Copy out the data that comes next, character for character, and leave the images aside.

Items from an interface collection:
· · · ·
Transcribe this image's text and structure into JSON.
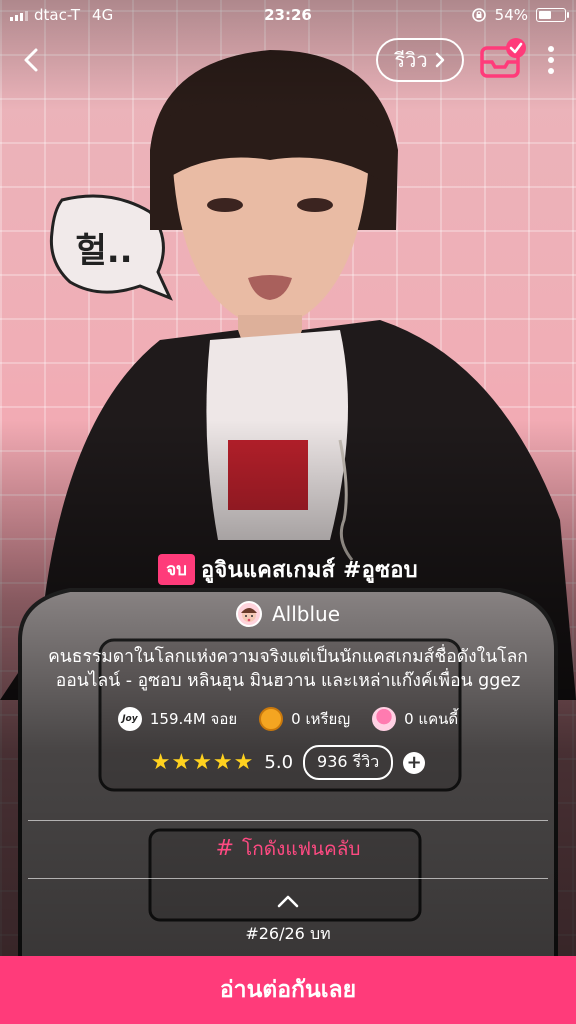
{
  "status_bar": {
    "carrier": "dtac-T",
    "network": "4G",
    "time": "23:26",
    "battery": "54%",
    "battery_level": 0.54
  },
  "nav": {
    "review_label": "รีวิว"
  },
  "artwork": {
    "speech_bubble": "헐.."
  },
  "story": {
    "status_badge": "จบ",
    "title": "อูจินแคสเกมส์ #อูซอบ",
    "author": "Allblue",
    "description": "คนธรรมดาในโลกแห่งความจริงแต่เป็นนักแคสเกมส์ชื่อดังในโลกออนไลน์ - อูซอบ หลินฮุน มินฮวาน และเหล่าแก๊งค์เพื่อน ggez",
    "stats": {
      "views": "159.4M จอย",
      "coins": "0 เหรียญ",
      "candies": "0 แคนดี้",
      "joy_icon_text": "Joy"
    },
    "rating": {
      "stars": 5,
      "stars_display": "★★★★★",
      "value": "5.0",
      "reviews": "936 รีวิว"
    },
    "fanclub_label": "โกดังแฟนคลับ",
    "episode": "#26/26 บท"
  },
  "cta_label": "อ่านต่อกันเลย",
  "colors": {
    "accent": "#ff3b7a",
    "star": "#ffd21f",
    "fanclub_text": "#ff4a82"
  },
  "icons": [
    "back-icon",
    "chevron-right-icon",
    "inbox-check-icon",
    "more-vertical-icon",
    "joy-icon",
    "coin-icon",
    "candy-icon",
    "star-icon",
    "plus-icon",
    "hash-icon",
    "chevron-up-icon"
  ]
}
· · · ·
ANSWER BOX –
Transcribe this image's text and structure into JSON.
{
  "status_bar": {
    "carrier": "dtac-T",
    "network": "4G",
    "time": "23:26",
    "battery": "54%",
    "battery_level": 0.54
  },
  "nav": {
    "review_label": "รีวิว"
  },
  "artwork": {
    "speech_bubble": "헐.."
  },
  "story": {
    "status_badge": "จบ",
    "title": "อูจินแคสเกมส์ #อูซอบ",
    "author": "Allblue",
    "description": "คนธรรมดาในโลกแห่งความจริงแต่เป็นนักแคสเกมส์ชื่อดังในโลกออนไลน์ - อูซอบ หลินฮุน มินฮวาน และเหล่าแก๊งค์เพื่อน ggez",
    "stats": {
      "views": "159.4M จอย",
      "coins": "0 เหรียญ",
      "candies": "0 แคนดี้",
      "joy_icon_text": "Joy"
    },
    "rating": {
      "stars": 5,
      "stars_display": "★★★★★",
      "value": "5.0",
      "reviews": "936 รีวิว"
    },
    "fanclub_label": "โกดังแฟนคลับ",
    "episode": "#26/26 บท"
  },
  "cta_label": "อ่านต่อกันเลย",
  "colors": {
    "accent": "#ff3b7a",
    "star": "#ffd21f",
    "fanclub_text": "#ff4a82"
  },
  "icons": [
    "back-icon",
    "chevron-right-icon",
    "inbox-check-icon",
    "more-vertical-icon",
    "joy-icon",
    "coin-icon",
    "candy-icon",
    "star-icon",
    "plus-icon",
    "hash-icon",
    "chevron-up-icon"
  ]
}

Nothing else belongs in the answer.